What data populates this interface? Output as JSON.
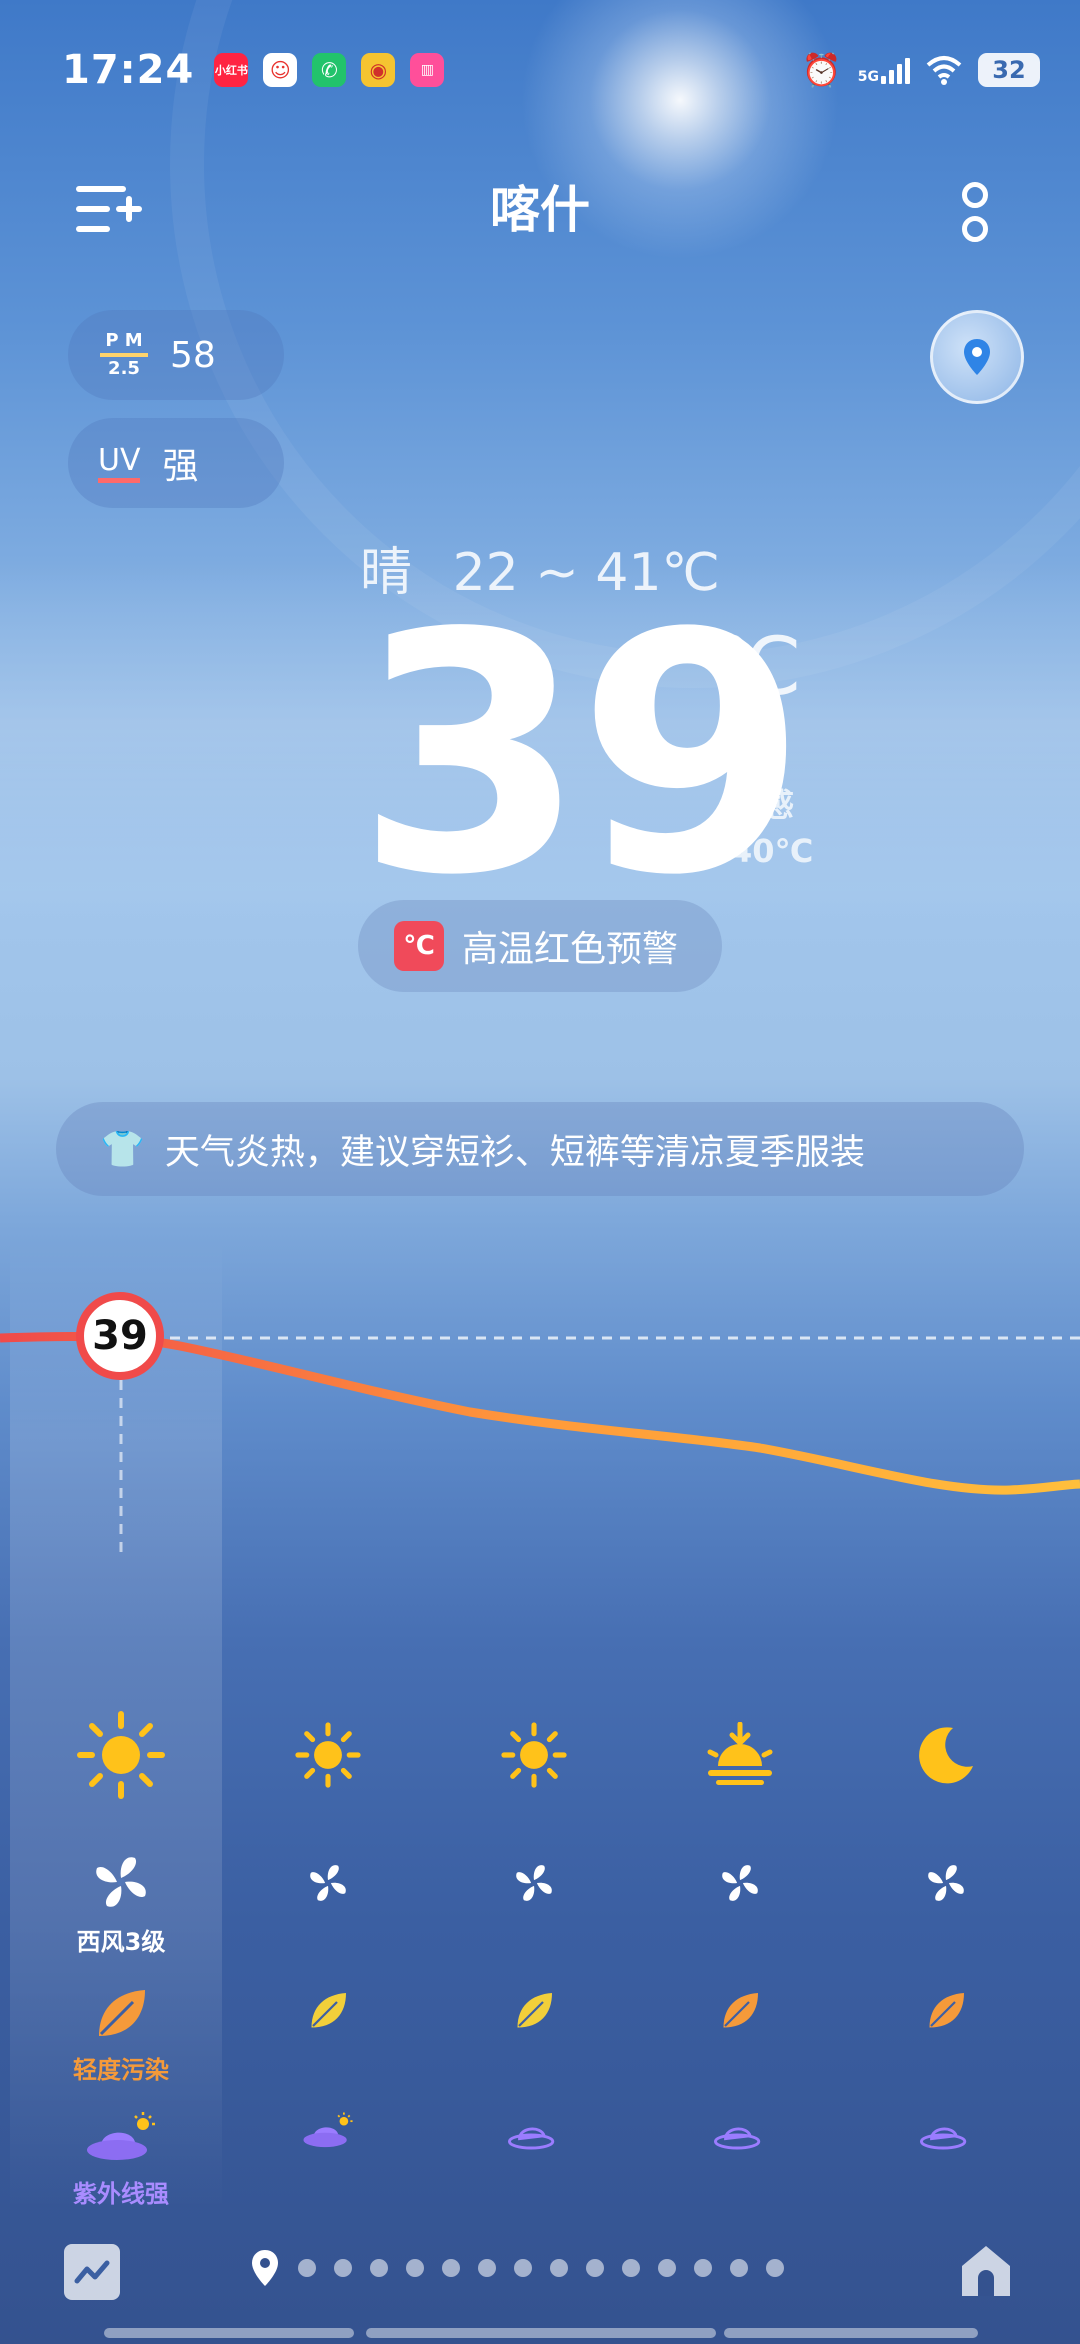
{
  "status_bar": {
    "time": "17:24",
    "apps": [
      {
        "name": "xiaohongshu-app",
        "text": "小红书",
        "color": "#ff2442"
      },
      {
        "name": "mascot-app",
        "text": "",
        "color": "#e8332e"
      },
      {
        "name": "phone-app",
        "text": "",
        "color": "#22c36b"
      },
      {
        "name": "weibo-app",
        "text": "",
        "color": "#f5a623"
      },
      {
        "name": "pink-app",
        "text": "",
        "color": "#ff4f9a"
      }
    ],
    "network": "5G",
    "battery": "32"
  },
  "header": {
    "city": "喀什"
  },
  "air": {
    "pm_top": "P M",
    "pm_bottom": "2.5",
    "pm_value": "58",
    "uv_label": "UV",
    "uv_value": "强"
  },
  "current": {
    "condition": "晴",
    "range": "22 ~ 41℃",
    "temp": "39",
    "unit": "℃",
    "feels_label": "体感",
    "feels_value": "40℃"
  },
  "alert": {
    "text": "高温红色预警",
    "color": "#f04a5a"
  },
  "tip": {
    "text": "天气炎热，建议穿短衫、短裤等清凉夏季服装"
  },
  "hourly": {
    "current_temp": "39",
    "wind_label": "西风3级",
    "air_label": "轻度污染",
    "uv_label": "紫外线强",
    "icons": [
      "sun-icon",
      "sun-icon",
      "sun-icon",
      "sunset-icon",
      "moon-icon"
    ]
  },
  "colors": {
    "sun": "#ffc21a",
    "curve_start": "#f04a4a",
    "curve_end": "#ffbf3b",
    "leaf_yellow": "#f2cf3a",
    "leaf_orange": "#f59a3a",
    "hat_purple": "#9b7cff"
  }
}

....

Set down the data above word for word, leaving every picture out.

What data populates this interface? Output as JSON.
{
  "status_bar": {
    "time": "17:24",
    "apps": [
      {
        "name": "xiaohongshu-app",
        "text": "小红书",
        "color": "#ff2442"
      },
      {
        "name": "mascot-app",
        "text": "",
        "color": "#e8332e"
      },
      {
        "name": "phone-app",
        "text": "",
        "color": "#22c36b"
      },
      {
        "name": "weibo-app",
        "text": "",
        "color": "#f5a623"
      },
      {
        "name": "pink-app",
        "text": "",
        "color": "#ff4f9a"
      }
    ],
    "network": "5G",
    "battery": "32"
  },
  "header": {
    "city": "喀什"
  },
  "air": {
    "pm_top": "P M",
    "pm_bottom": "2.5",
    "pm_value": "58",
    "uv_label": "UV",
    "uv_value": "强"
  },
  "current": {
    "condition": "晴",
    "range": "22 ~ 41℃",
    "temp": "39",
    "unit": "℃",
    "feels_label": "体感",
    "feels_value": "40℃"
  },
  "alert": {
    "text": "高温红色预警",
    "color": "#f04a5a"
  },
  "tip": {
    "text": "天气炎热，建议穿短衫、短裤等清凉夏季服装"
  },
  "hourly": {
    "current_temp": "39",
    "wind_label": "西风3级",
    "air_label": "轻度污染",
    "uv_label": "紫外线强",
    "icons": [
      "sun-icon",
      "sun-icon",
      "sun-icon",
      "sunset-icon",
      "moon-icon"
    ]
  },
  "colors": {
    "sun": "#ffc21a",
    "curve_start": "#f04a4a",
    "curve_end": "#ffbf3b",
    "leaf_yellow": "#f2cf3a",
    "leaf_orange": "#f59a3a",
    "hat_purple": "#9b7cff"
  }
}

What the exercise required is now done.